On January 12, 2022, the Federal government announced that it is extending the repayment deadline for interest-free loans disbursed under the Canada Emergency Business Account (CEBA) program.

The repayment deadline for CEBA loans to qualify for partial loan forgiveness is being extended from December 31, 2022, to December 31, 2023, for all eligible borrowers in good standing.  Repayment on or before the new deadline of December 31, 2023, will result in loan forgiveness of up to 33.33% of the value of the loans, up to a maximum forgivable amount of $20,000.

Outstanding loans on January 1, 2024, will be converted to two-year term loans with an interest rate of 5% per annum, with the loans fully due by December 31, 2025.

This extension also applies to the equivalent lending program through the Regional Relief and Recovery Fund.

Visit the CRA for more information: Government extends loan forgiveness repayment deadline for the Canada Emergency Business Account –

Tax Tips & Traps – 1st Quarter 2022 – Issue 137

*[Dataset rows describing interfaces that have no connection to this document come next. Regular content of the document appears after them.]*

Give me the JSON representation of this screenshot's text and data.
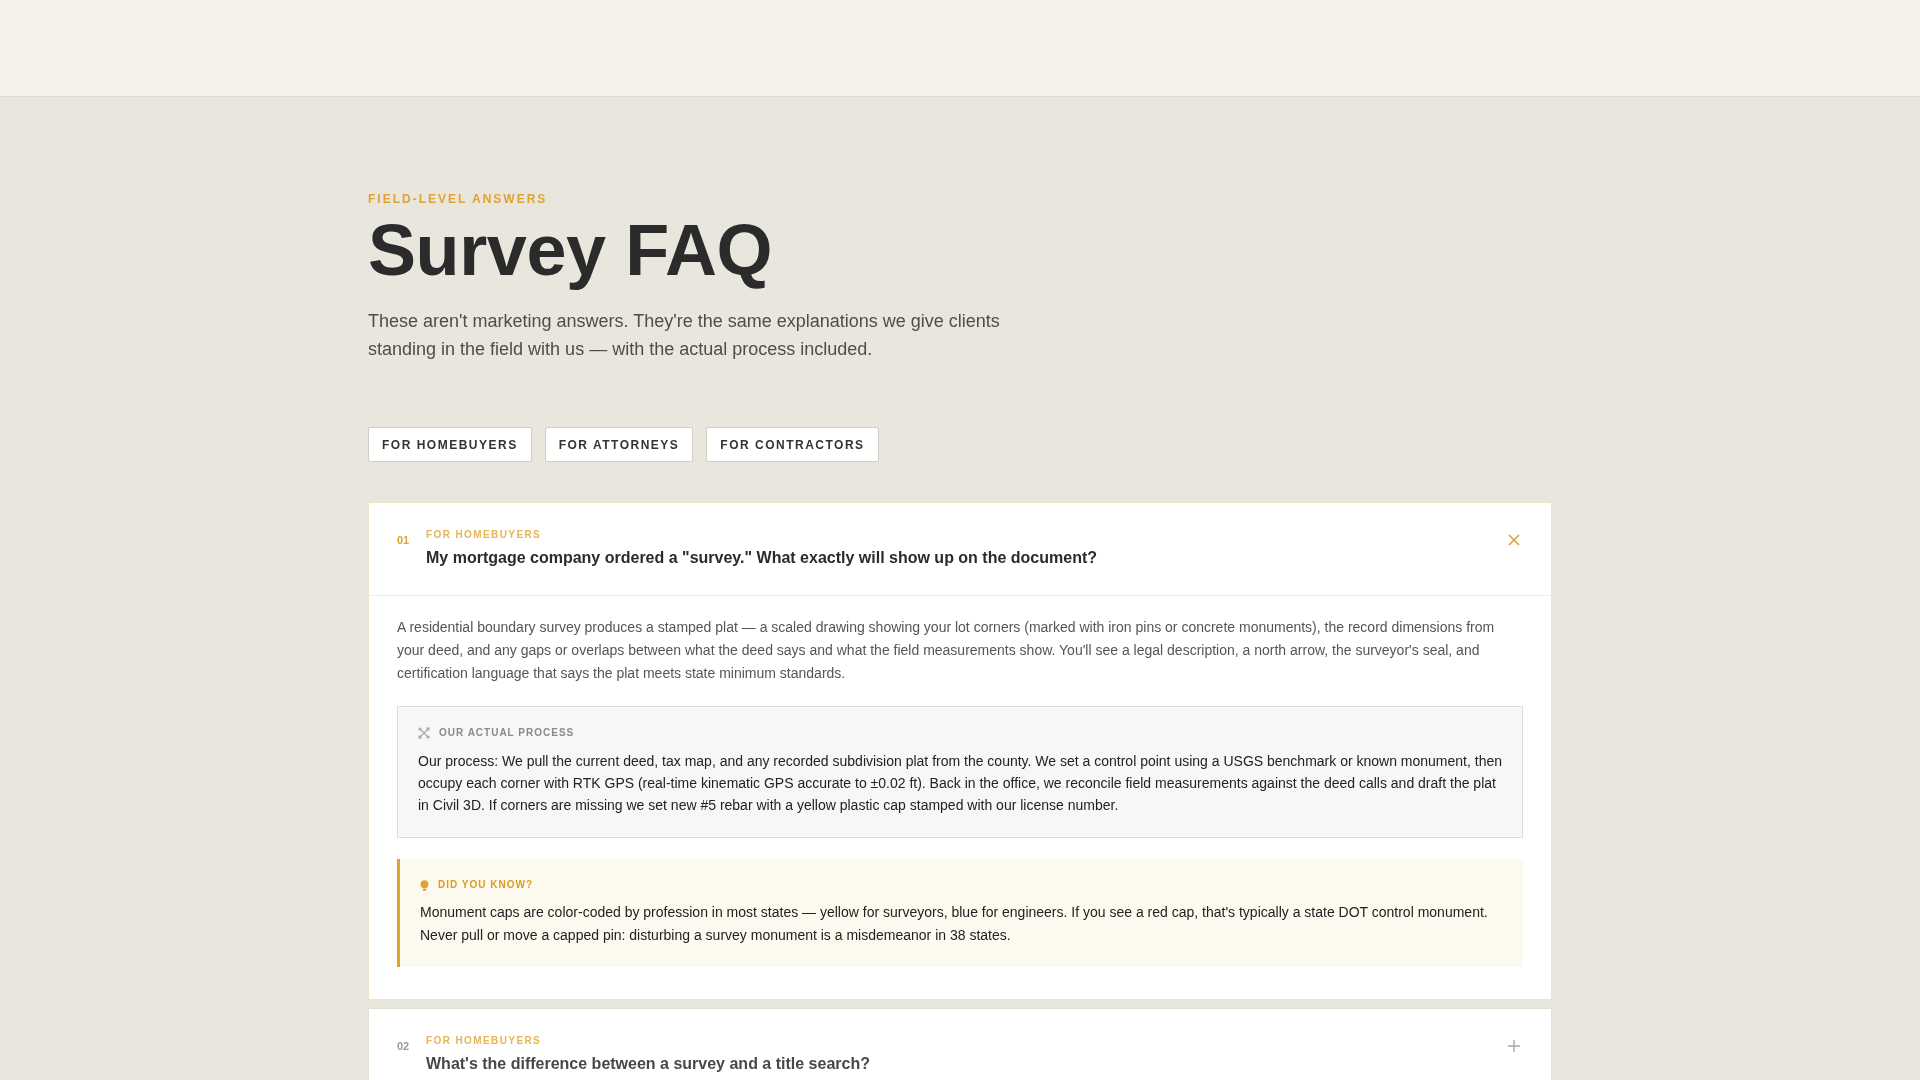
{
  "hero": {
    "eyebrow": "FIELD-LEVEL ANSWERS",
    "title": "Survey FAQ",
    "intro": "These aren't marketing answers. They're the same explanations we give clients standing in the field with us — with the actual process included."
  },
  "filters": [
    {
      "label": "FOR HOMEBUYERS",
      "selected": false
    },
    {
      "label": "FOR ATTORNEYS",
      "selected": false
    },
    {
      "label": "FOR CONTRACTORS",
      "selected": false
    }
  ],
  "faq": [
    {
      "number": "01",
      "category": "FOR HOMEBUYERS",
      "question": "My mortgage company ordered a \"survey.\" What exactly will show up on the document?",
      "expanded": true,
      "answer": "A residential boundary survey produces a stamped plat — a scaled drawing showing your lot corners (marked with iron pins or concrete monuments), the record dimensions from your deed, and any gaps or overlaps between what the deed says and what the field measurements show. You'll see a legal description, a north arrow, the surveyor's seal, and certification language that says the plat meets state minimum standards.",
      "process": {
        "label": "OUR ACTUAL PROCESS",
        "text": "Our process: We pull the current deed, tax map, and any recorded subdivision plat from the county. We set a control point using a USGS benchmark or known monument, then occupy each corner with RTK GPS (real-time kinematic GPS accurate to ±0.02 ft). Back in the office, we reconcile field measurements against the deed calls and draft the plat in Civil 3D. If corners are missing we set new #5 rebar with a yellow plastic cap stamped with our license number."
      },
      "tip": {
        "label": "DID YOU KNOW?",
        "text": "Monument caps are color-coded by profession in most states — yellow for surveyors, blue for engineers. If you see a red cap, that's typically a state DOT control monument. Never pull or move a capped pin: disturbing a survey monument is a misdemeanor in 38 states."
      }
    },
    {
      "number": "02",
      "category": "FOR HOMEBUYERS",
      "question": "What's the difference between a survey and a title search?",
      "expanded": false
    }
  ]
}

Tax Tidbits
Small Business Air Quality Improvement Tax Credit: Could Your Business Benefit?
COVID-19 Business Supports: Targeted Measures
Falsified Employment Records: The Penalties Can be Large
Corporate Advertising and Promotion Expenses: CRA Increasing Reviews
Teachers and Early Childhood Educators: Expanded Access to Tax Credit
Canada Worker Lockdown Benefit (CWLB): Modified Support for Individuals
Old Age Security (OAS): Clawback Planning

Tax Tips and Traps 137, 2022 – 1st Quarter